> _What to produce_
For the data that follows, report how many lines include the string "SHOP", and write the number alone.

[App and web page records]
┌──

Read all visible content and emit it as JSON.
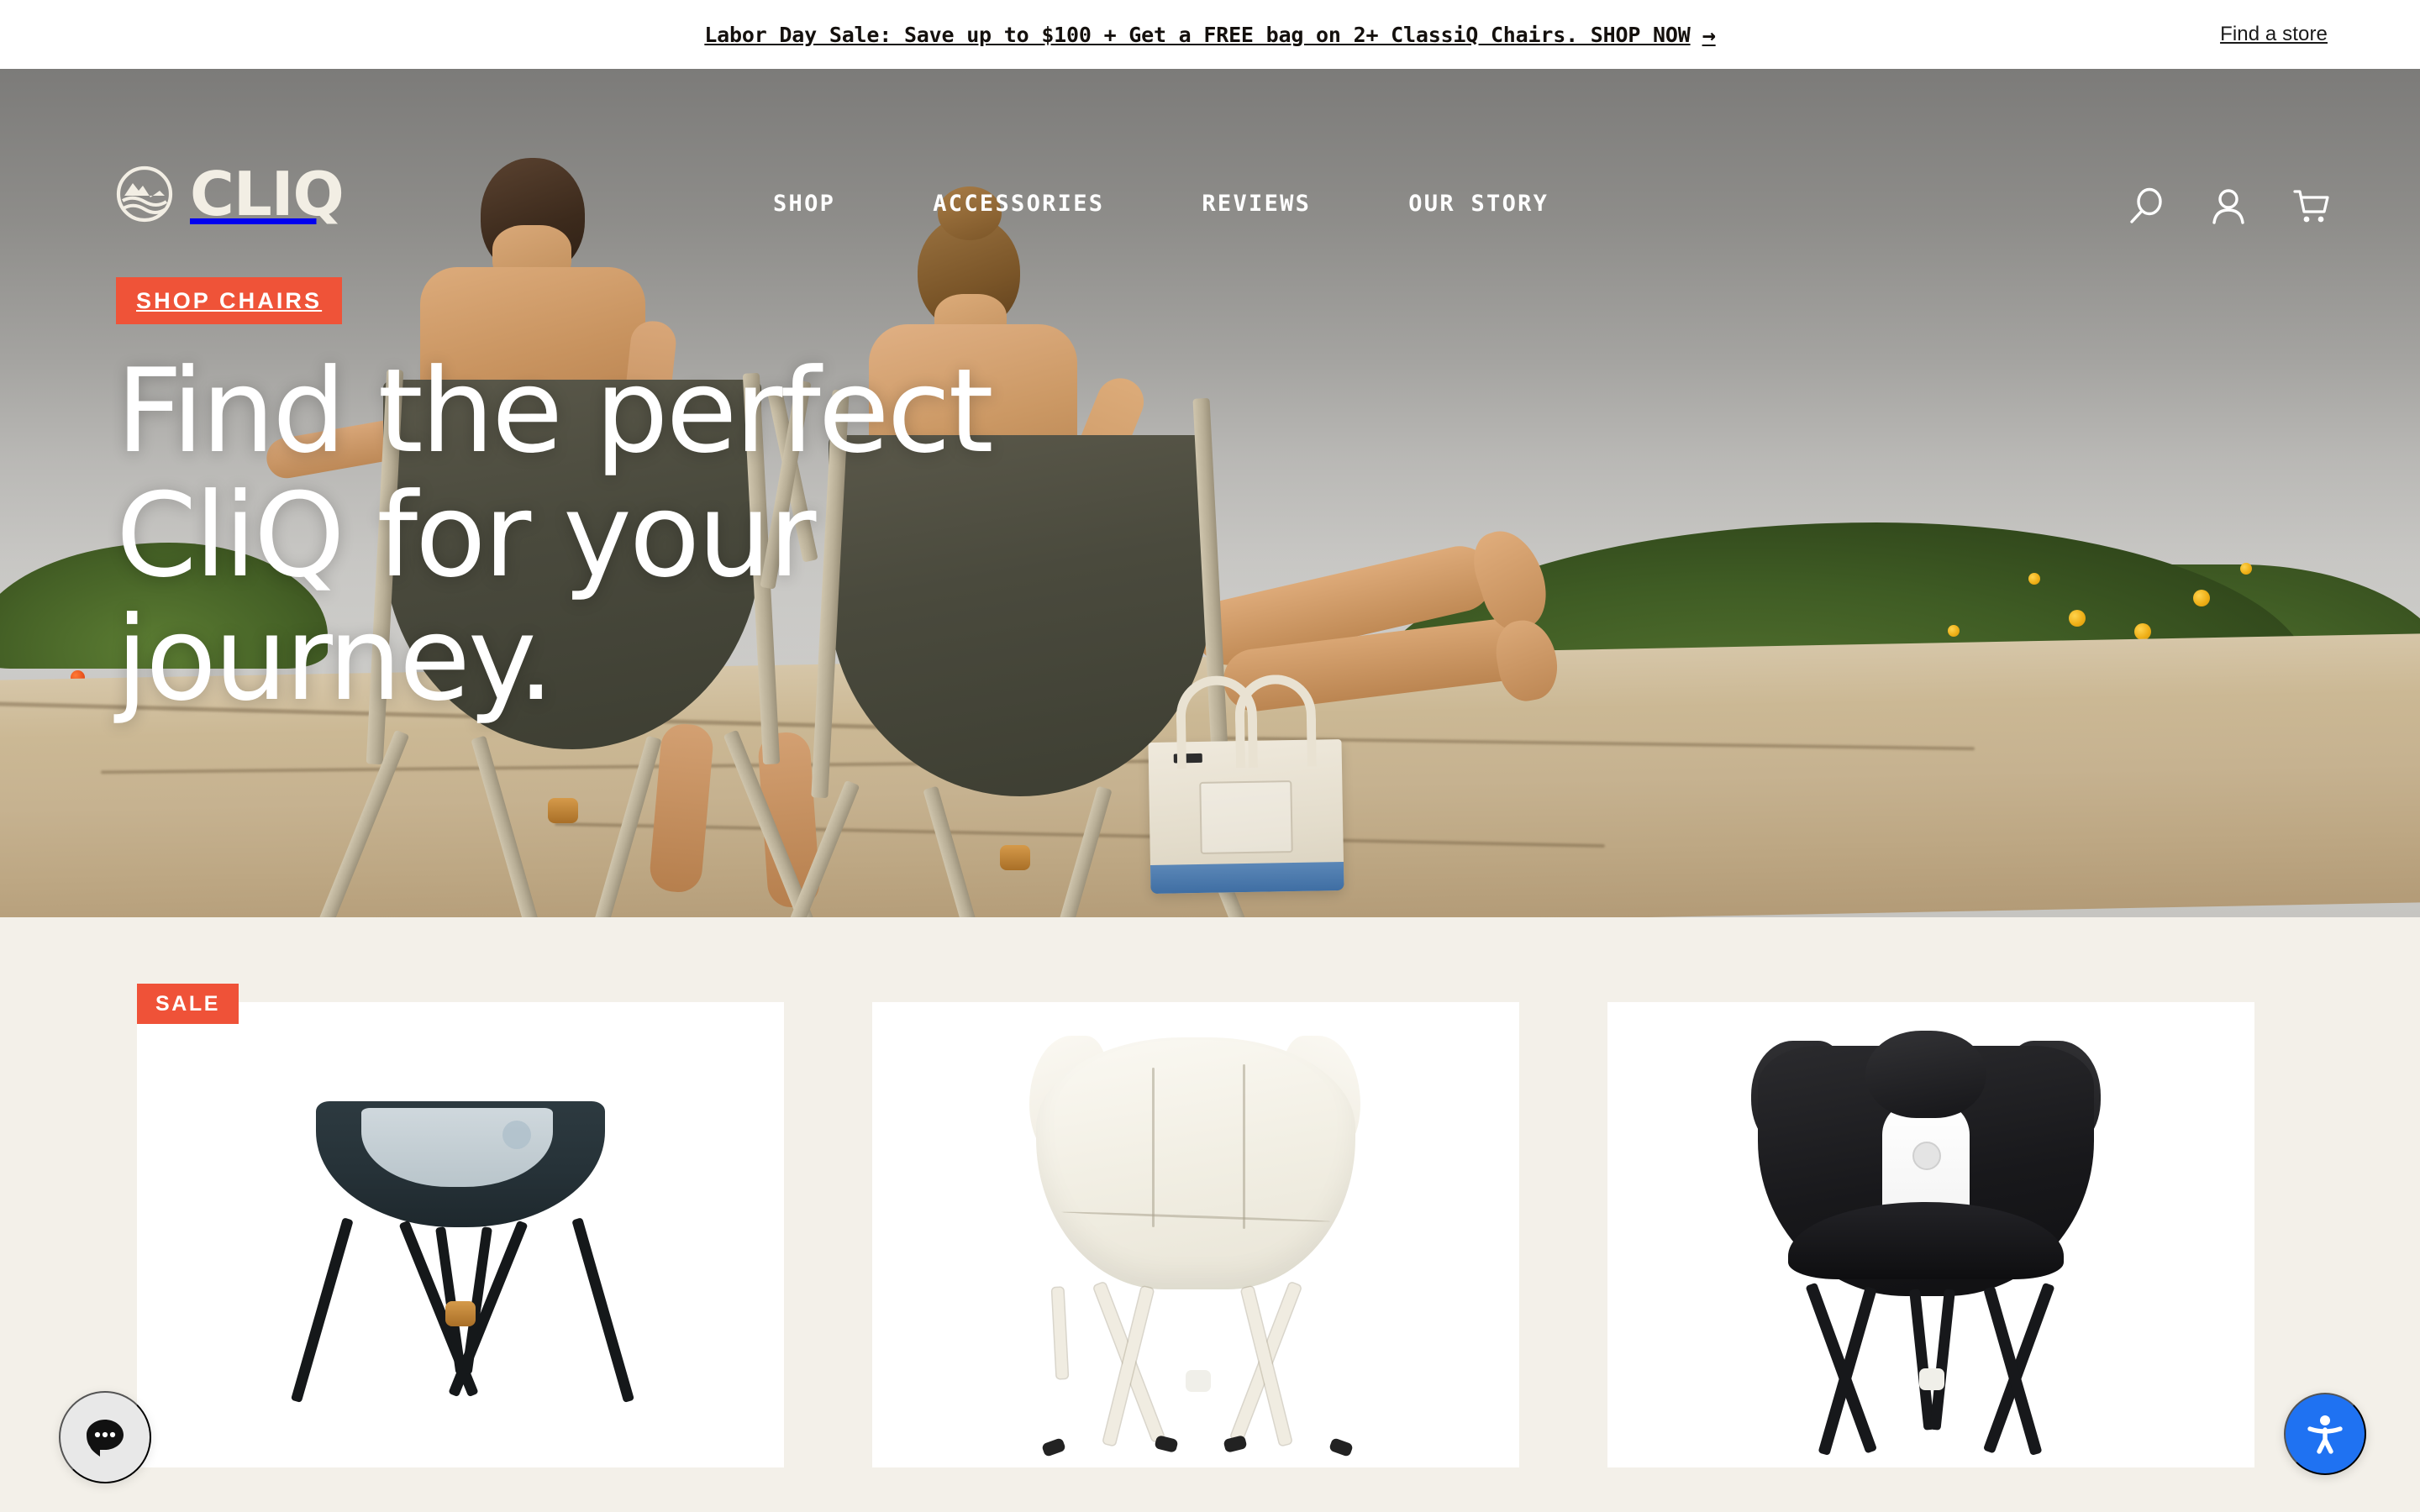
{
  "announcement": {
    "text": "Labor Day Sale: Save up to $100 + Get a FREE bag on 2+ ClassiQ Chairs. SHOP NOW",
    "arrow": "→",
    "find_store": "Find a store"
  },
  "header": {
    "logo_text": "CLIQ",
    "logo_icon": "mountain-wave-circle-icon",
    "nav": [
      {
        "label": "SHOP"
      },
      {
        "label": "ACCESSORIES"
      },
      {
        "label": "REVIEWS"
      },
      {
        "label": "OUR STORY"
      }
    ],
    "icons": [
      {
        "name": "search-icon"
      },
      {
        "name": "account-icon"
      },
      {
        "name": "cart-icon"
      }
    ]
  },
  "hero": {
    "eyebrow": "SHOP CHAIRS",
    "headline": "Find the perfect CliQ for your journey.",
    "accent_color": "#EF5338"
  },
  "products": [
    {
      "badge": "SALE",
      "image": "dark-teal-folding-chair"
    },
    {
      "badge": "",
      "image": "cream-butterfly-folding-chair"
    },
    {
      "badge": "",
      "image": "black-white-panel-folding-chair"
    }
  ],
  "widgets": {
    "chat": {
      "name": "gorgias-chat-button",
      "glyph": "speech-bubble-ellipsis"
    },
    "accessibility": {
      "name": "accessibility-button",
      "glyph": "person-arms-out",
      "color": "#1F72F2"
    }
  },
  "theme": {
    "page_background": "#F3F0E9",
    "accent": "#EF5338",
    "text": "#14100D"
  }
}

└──

> _Response to the task_
3